I think the product comes out in the context of a school that has a mission which is broadly shared by most faculty members and staff members. We have 30 different nationalities who work on campus in Barcelona. The purpose of the school is to create a learning context for entrepreneurs, senior executives and MBA students where they can think about how they can have a deep, lasting impact on people, organizations and society. They do that through professional excellence, integrity and service.

It doesn’t matter if you are a Catholic or a Muslim. We are not going to ask you about that and we don’t care about that.

How did the school rise in the rankings? Because like it or not, a lot of the school’s visibility has come from its success in The Financial Times’ and The Economist’s rankings.

All together, rankings somehow highlight 90% of the issues that most deans and companies think are relevant. The only thing that rankings can’t measure is the quality of the education and the long-term effect of the MBA on careers.

So you do what you can do with rankings.
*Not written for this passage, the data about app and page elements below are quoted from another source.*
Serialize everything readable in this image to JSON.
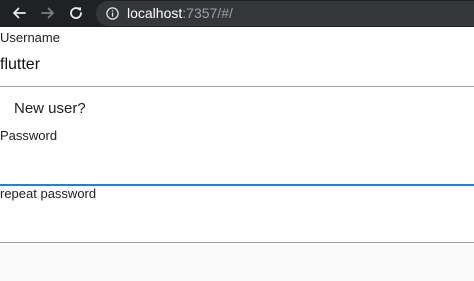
{
  "browser": {
    "url_host": "localhost",
    "url_rest": ":7357/#/",
    "icons": {
      "back": "back-arrow-icon",
      "forward": "forward-arrow-icon",
      "reload": "reload-icon",
      "info": "info-icon"
    }
  },
  "form": {
    "username_label": "Username",
    "username_value": "flutter",
    "new_user_button": "New user?",
    "password_label": "Password",
    "password_value": "",
    "repeat_password_label": "repeat password",
    "repeat_password_value": ""
  },
  "colors": {
    "focus_accent": "#2c7bd6",
    "toolbar_bg": "#202124"
  }
}
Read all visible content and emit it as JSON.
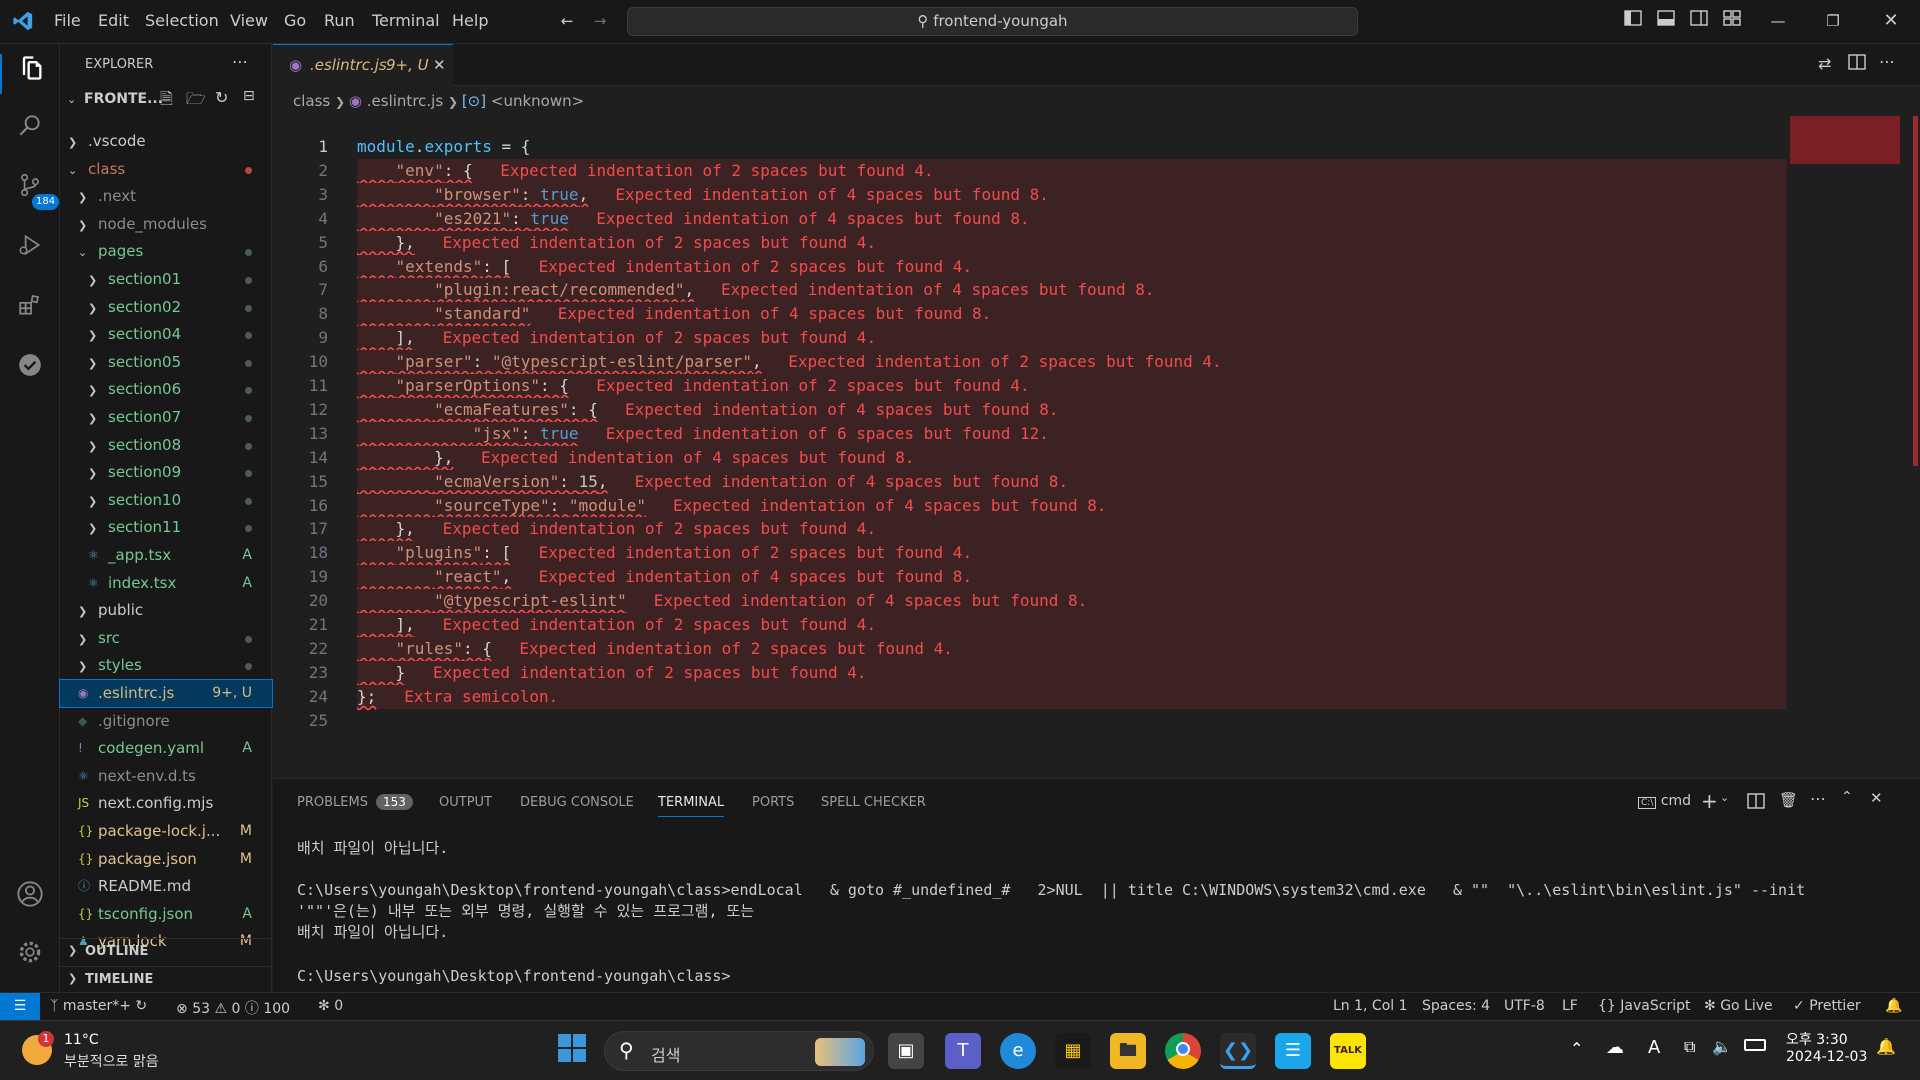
{
  "titlebar": {
    "menu": [
      "File",
      "Edit",
      "Selection",
      "View",
      "Go",
      "Run",
      "Terminal",
      "Help"
    ],
    "search_text": "frontend-youngah"
  },
  "activity": {
    "scm_badge": "184"
  },
  "explorer": {
    "title": "EXPLORER",
    "root": "FRONTE...",
    "rows": [
      {
        "label": ".vscode",
        "indent": 1,
        "kind": "folder",
        "status": ""
      },
      {
        "label": "class",
        "indent": 1,
        "kind": "folder-open",
        "status": "dot-red"
      },
      {
        "label": ".next",
        "indent": 2,
        "kind": "folder",
        "status": ""
      },
      {
        "label": "node_modules",
        "indent": 2,
        "kind": "folder",
        "status": ""
      },
      {
        "label": "pages",
        "indent": 2,
        "kind": "folder-open",
        "status": "dot"
      },
      {
        "label": "section01",
        "indent": 3,
        "kind": "folder",
        "status": "dot"
      },
      {
        "label": "section02",
        "indent": 3,
        "kind": "folder",
        "status": "dot"
      },
      {
        "label": "section04",
        "indent": 3,
        "kind": "folder",
        "status": "dot"
      },
      {
        "label": "section05",
        "indent": 3,
        "kind": "folder",
        "status": "dot"
      },
      {
        "label": "section06",
        "indent": 3,
        "kind": "folder",
        "status": "dot"
      },
      {
        "label": "section07",
        "indent": 3,
        "kind": "folder",
        "status": "dot"
      },
      {
        "label": "section08",
        "indent": 3,
        "kind": "folder",
        "status": "dot"
      },
      {
        "label": "section09",
        "indent": 3,
        "kind": "folder",
        "status": "dot"
      },
      {
        "label": "section10",
        "indent": 3,
        "kind": "folder",
        "status": "dot"
      },
      {
        "label": "section11",
        "indent": 3,
        "kind": "folder",
        "status": "dot"
      },
      {
        "label": "_app.tsx",
        "indent": 3,
        "kind": "file",
        "status": "A"
      },
      {
        "label": "index.tsx",
        "indent": 3,
        "kind": "file",
        "status": "A"
      },
      {
        "label": "public",
        "indent": 2,
        "kind": "folder",
        "status": ""
      },
      {
        "label": "src",
        "indent": 2,
        "kind": "folder",
        "status": "dot"
      },
      {
        "label": "styles",
        "indent": 2,
        "kind": "folder",
        "status": "dot"
      },
      {
        "label": ".eslintrc.js",
        "indent": 2,
        "kind": "file",
        "status": "9+, U"
      },
      {
        "label": ".gitignore",
        "indent": 2,
        "kind": "file",
        "status": ""
      },
      {
        "label": "codegen.yaml",
        "indent": 2,
        "kind": "file",
        "status": "A"
      },
      {
        "label": "next-env.d.ts",
        "indent": 2,
        "kind": "file",
        "status": ""
      },
      {
        "label": "next.config.mjs",
        "indent": 2,
        "kind": "file",
        "status": ""
      },
      {
        "label": "package-lock.j...",
        "indent": 2,
        "kind": "file",
        "status": "M"
      },
      {
        "label": "package.json",
        "indent": 2,
        "kind": "file",
        "status": "M"
      },
      {
        "label": "README.md",
        "indent": 2,
        "kind": "file",
        "status": ""
      },
      {
        "label": "tsconfig.json",
        "indent": 2,
        "kind": "file",
        "status": "A"
      },
      {
        "label": "yarn.lock",
        "indent": 2,
        "kind": "file",
        "status": "M"
      }
    ],
    "outline": "OUTLINE",
    "timeline": "TIMELINE"
  },
  "editor": {
    "tab_label": ".eslintrc.js",
    "tab_status": "9+, U",
    "breadcrumb": [
      "class",
      ".eslintrc.js",
      "<unknown>"
    ],
    "lines": [
      {
        "n": "1",
        "code": "module.exports = {",
        "diag": ""
      },
      {
        "n": "2",
        "code": "    \"env\": {",
        "diag": "Expected indentation of 2 spaces but found 4."
      },
      {
        "n": "3",
        "code": "        \"browser\": true,",
        "diag": "Expected indentation of 4 spaces but found 8."
      },
      {
        "n": "4",
        "code": "        \"es2021\": true",
        "diag": "Expected indentation of 4 spaces but found 8."
      },
      {
        "n": "5",
        "code": "    },",
        "diag": "Expected indentation of 2 spaces but found 4."
      },
      {
        "n": "6",
        "code": "    \"extends\": [",
        "diag": "Expected indentation of 2 spaces but found 4."
      },
      {
        "n": "7",
        "code": "        \"plugin:react/recommended\",",
        "diag": "Expected indentation of 4 spaces but found 8."
      },
      {
        "n": "8",
        "code": "        \"standard\"",
        "diag": "Expected indentation of 4 spaces but found 8."
      },
      {
        "n": "9",
        "code": "    ],",
        "diag": "Expected indentation of 2 spaces but found 4."
      },
      {
        "n": "10",
        "code": "    \"parser\": \"@typescript-eslint/parser\",",
        "diag": "Expected indentation of 2 spaces but found 4."
      },
      {
        "n": "11",
        "code": "    \"parserOptions\": {",
        "diag": "Expected indentation of 2 spaces but found 4."
      },
      {
        "n": "12",
        "code": "        \"ecmaFeatures\": {",
        "diag": "Expected indentation of 4 spaces but found 8."
      },
      {
        "n": "13",
        "code": "            \"jsx\": true",
        "diag": "Expected indentation of 6 spaces but found 12."
      },
      {
        "n": "14",
        "code": "        },",
        "diag": "Expected indentation of 4 spaces but found 8."
      },
      {
        "n": "15",
        "code": "        \"ecmaVersion\": 15,",
        "diag": "Expected indentation of 4 spaces but found 8."
      },
      {
        "n": "16",
        "code": "        \"sourceType\": \"module\"",
        "diag": "Expected indentation of 4 spaces but found 8."
      },
      {
        "n": "17",
        "code": "    },",
        "diag": "Expected indentation of 2 spaces but found 4."
      },
      {
        "n": "18",
        "code": "    \"plugins\": [",
        "diag": "Expected indentation of 2 spaces but found 4."
      },
      {
        "n": "19",
        "code": "        \"react\",",
        "diag": "Expected indentation of 4 spaces but found 8."
      },
      {
        "n": "20",
        "code": "        \"@typescript-eslint\"",
        "diag": "Expected indentation of 4 spaces but found 8."
      },
      {
        "n": "21",
        "code": "    ],",
        "diag": "Expected indentation of 2 spaces but found 4."
      },
      {
        "n": "22",
        "code": "    \"rules\": {",
        "diag": "Expected indentation of 2 spaces but found 4."
      },
      {
        "n": "23",
        "code": "    }",
        "diag": "Expected indentation of 2 spaces but found 4."
      },
      {
        "n": "24",
        "code": "};",
        "diag": "Extra semicolon."
      },
      {
        "n": "25",
        "code": "",
        "diag": ""
      }
    ]
  },
  "panel": {
    "tabs": [
      "PROBLEMS",
      "OUTPUT",
      "DEBUG CONSOLE",
      "TERMINAL",
      "PORTS",
      "SPELL CHECKER"
    ],
    "problems_count": "153",
    "active_tab": "TERMINAL",
    "shell": "cmd",
    "terminal_lines": [
      "배치 파일이 아닙니다.",
      "",
      "C:\\Users\\youngah\\Desktop\\frontend-youngah\\class>endLocal   & goto #_undefined_#   2>NUL  || title C:\\WINDOWS\\system32\\cmd.exe   & \"\"  \"\\..\\eslint\\bin\\eslint.js\" --init",
      "'\"\"'은(는) 내부 또는 외부 명령, 실행할 수 있는 프로그램, 또는",
      "배치 파일이 아닙니다.",
      "",
      "C:\\Users\\youngah\\Desktop\\frontend-youngah\\class>"
    ]
  },
  "statusbar": {
    "branch": "master*+",
    "errors": "53",
    "warnings": "0",
    "infos": "100",
    "ports": "0",
    "position": "Ln 1, Col 1",
    "spaces": "Spaces: 4",
    "encoding": "UTF-8",
    "eol": "LF",
    "language": "JavaScript",
    "golive": "Go Live",
    "prettier": "Prettier"
  },
  "taskbar": {
    "weather_temp": "11°C",
    "weather_desc": "부분적으로 맑음",
    "weather_badge": "1",
    "search_placeholder": "검색",
    "time": "오후 3:30",
    "date": "2024-12-03"
  }
}
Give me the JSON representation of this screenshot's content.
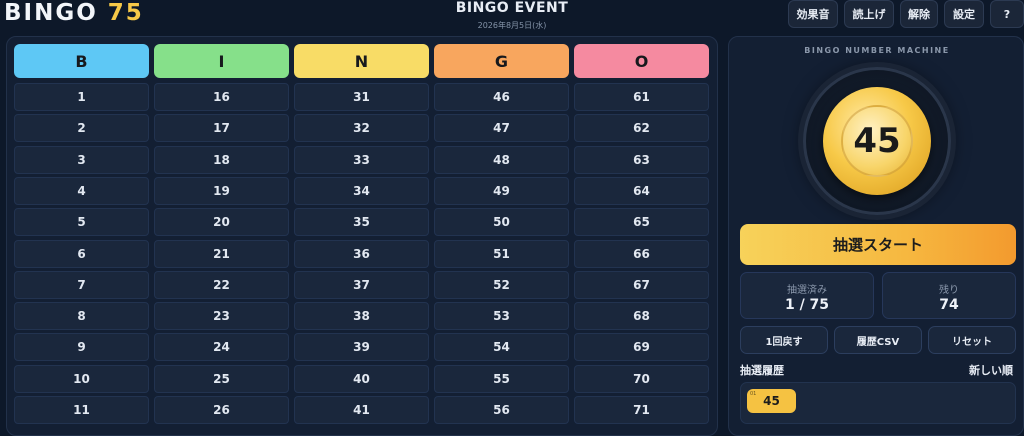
{
  "header": {
    "logo_text": "BINGO",
    "logo_number": "75",
    "event_title": "BINGO EVENT",
    "event_date": "2026年8月5日(水)",
    "buttons": [
      {
        "label": "効果音",
        "active": true
      },
      {
        "label": "読上げ",
        "active": true
      },
      {
        "label": "解除",
        "active": false
      },
      {
        "label": "設定",
        "active": false
      },
      {
        "label": "?",
        "active": false
      }
    ]
  },
  "board": {
    "columns": [
      {
        "letter": "B",
        "color": "#5ec8f5",
        "numbers": [
          "1",
          "2",
          "3",
          "4",
          "5",
          "6",
          "7",
          "8",
          "9",
          "10",
          "11"
        ]
      },
      {
        "letter": "I",
        "color": "#86e08a",
        "numbers": [
          "16",
          "17",
          "18",
          "19",
          "20",
          "21",
          "22",
          "23",
          "24",
          "25",
          "26"
        ]
      },
      {
        "letter": "N",
        "color": "#f8dc66",
        "numbers": [
          "31",
          "32",
          "33",
          "34",
          "35",
          "36",
          "37",
          "38",
          "39",
          "40",
          "41"
        ]
      },
      {
        "letter": "G",
        "color": "#f8a65e",
        "numbers": [
          "46",
          "47",
          "48",
          "49",
          "50",
          "51",
          "52",
          "53",
          "54",
          "55",
          "56"
        ]
      },
      {
        "letter": "O",
        "color": "#f58aa0",
        "numbers": [
          "61",
          "62",
          "63",
          "64",
          "65",
          "66",
          "67",
          "68",
          "69",
          "70",
          "71"
        ]
      }
    ]
  },
  "machine": {
    "label": "BINGO NUMBER MACHINE",
    "current_number": "45",
    "start_label": "抽選スタート",
    "drawn_label": "抽選済み",
    "drawn_value": "1 / 75",
    "remaining_label": "残り",
    "remaining_value": "74",
    "undo_label": "1回戻す",
    "csv_label": "履歴CSV",
    "reset_label": "リセット",
    "history_title": "抽選履歴",
    "history_order": "新しい順",
    "history": [
      {
        "index": "01",
        "number": "45"
      }
    ]
  }
}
If you globalize your student body and your faculty, if you give your students better opportunities in terms of career placement, those things are reflected in the rankings. If you make improvements over time in those areas, you will see an improvement in your ranking. This is the way we look at it. Would we do those things if rankings weren’t important? I think people in education need to do those things, to globalize and to improve career opportunities.

One single ranking may not tell you the whole truth, but together they may get you closer to the truth. Today when we go to places like China and India people obviously do their research on the schools. In China, people are obsessed with rankings. It is a hurdle you have to pass. Once you pass this hurdle, you need to make sure the value proposition is good enough.

About The Author

John A. Byrne is the founder and editor-in-chief of C-Change Media, publishers of Poets&Quants and four other higher education websites. He has authored or co-authored more than ten books, including two New York Times bestsellers. John is the former executive editor of Businessweek, editor-in-chief of Businessweek. com, editor-in-chief of Fast Company, and the creator of the first regularly published rankings of business schools. As the co-founder of CentreCourt MBA Festivals, he hopes to meet you at the next MBA event in-person or online.